## Directions for this task
Output the full listing below exactly; the images stay out.

## Records shown
------------------------------------------------

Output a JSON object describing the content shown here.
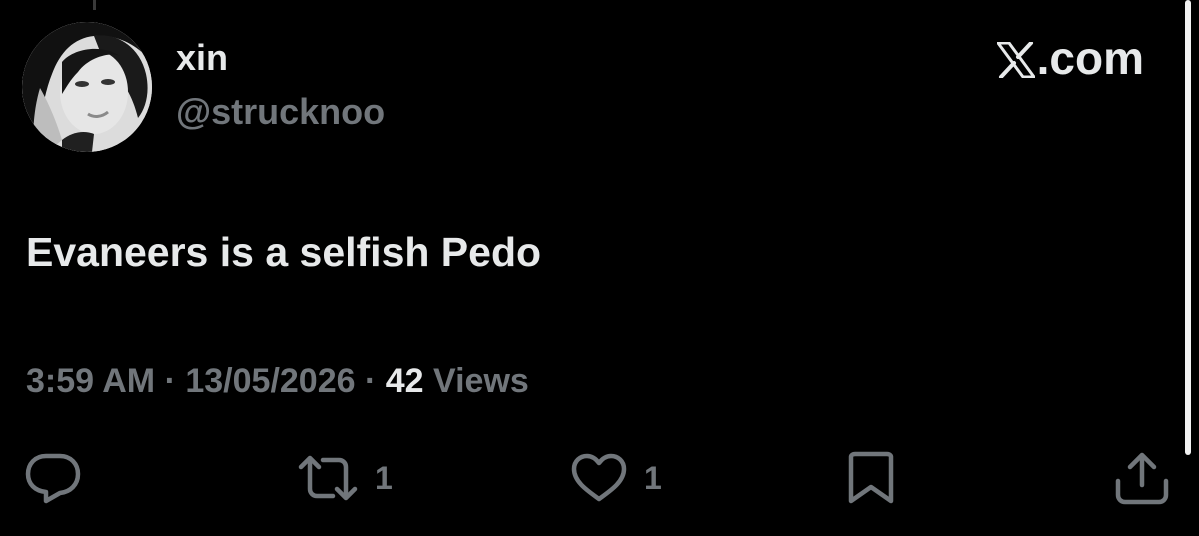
{
  "author": {
    "display_name": "xin",
    "handle": "@strucknoo"
  },
  "brand": {
    "label": ".com",
    "icon": "x-logo-icon"
  },
  "tweet": {
    "text": "Evaneers is a selfish Pedo"
  },
  "meta": {
    "time": "3:59 AM",
    "separator": "·",
    "date": "13/05/2026",
    "views_count": "42",
    "views_label": "Views"
  },
  "actions": {
    "reply": {
      "icon": "reply-icon"
    },
    "repost": {
      "icon": "repost-icon",
      "count": "1"
    },
    "like": {
      "icon": "heart-icon",
      "count": "1"
    },
    "bookmark": {
      "icon": "bookmark-icon"
    },
    "share": {
      "icon": "share-icon"
    }
  },
  "colors": {
    "background": "#000000",
    "primary_text": "#e7e9ea",
    "secondary_text": "#71767b"
  }
}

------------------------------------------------

## Output of the task
Output a JSON object describing the content shown here.
{
  "author": {
    "display_name": "xin",
    "handle": "@strucknoo"
  },
  "brand": {
    "label": ".com",
    "icon": "x-logo-icon"
  },
  "tweet": {
    "text": "Evaneers is a selfish Pedo"
  },
  "meta": {
    "time": "3:59 AM",
    "separator": "·",
    "date": "13/05/2026",
    "views_count": "42",
    "views_label": "Views"
  },
  "actions": {
    "reply": {
      "icon": "reply-icon"
    },
    "repost": {
      "icon": "repost-icon",
      "count": "1"
    },
    "like": {
      "icon": "heart-icon",
      "count": "1"
    },
    "bookmark": {
      "icon": "bookmark-icon"
    },
    "share": {
      "icon": "share-icon"
    }
  },
  "colors": {
    "background": "#000000",
    "primary_text": "#e7e9ea",
    "secondary_text": "#71767b"
  }
}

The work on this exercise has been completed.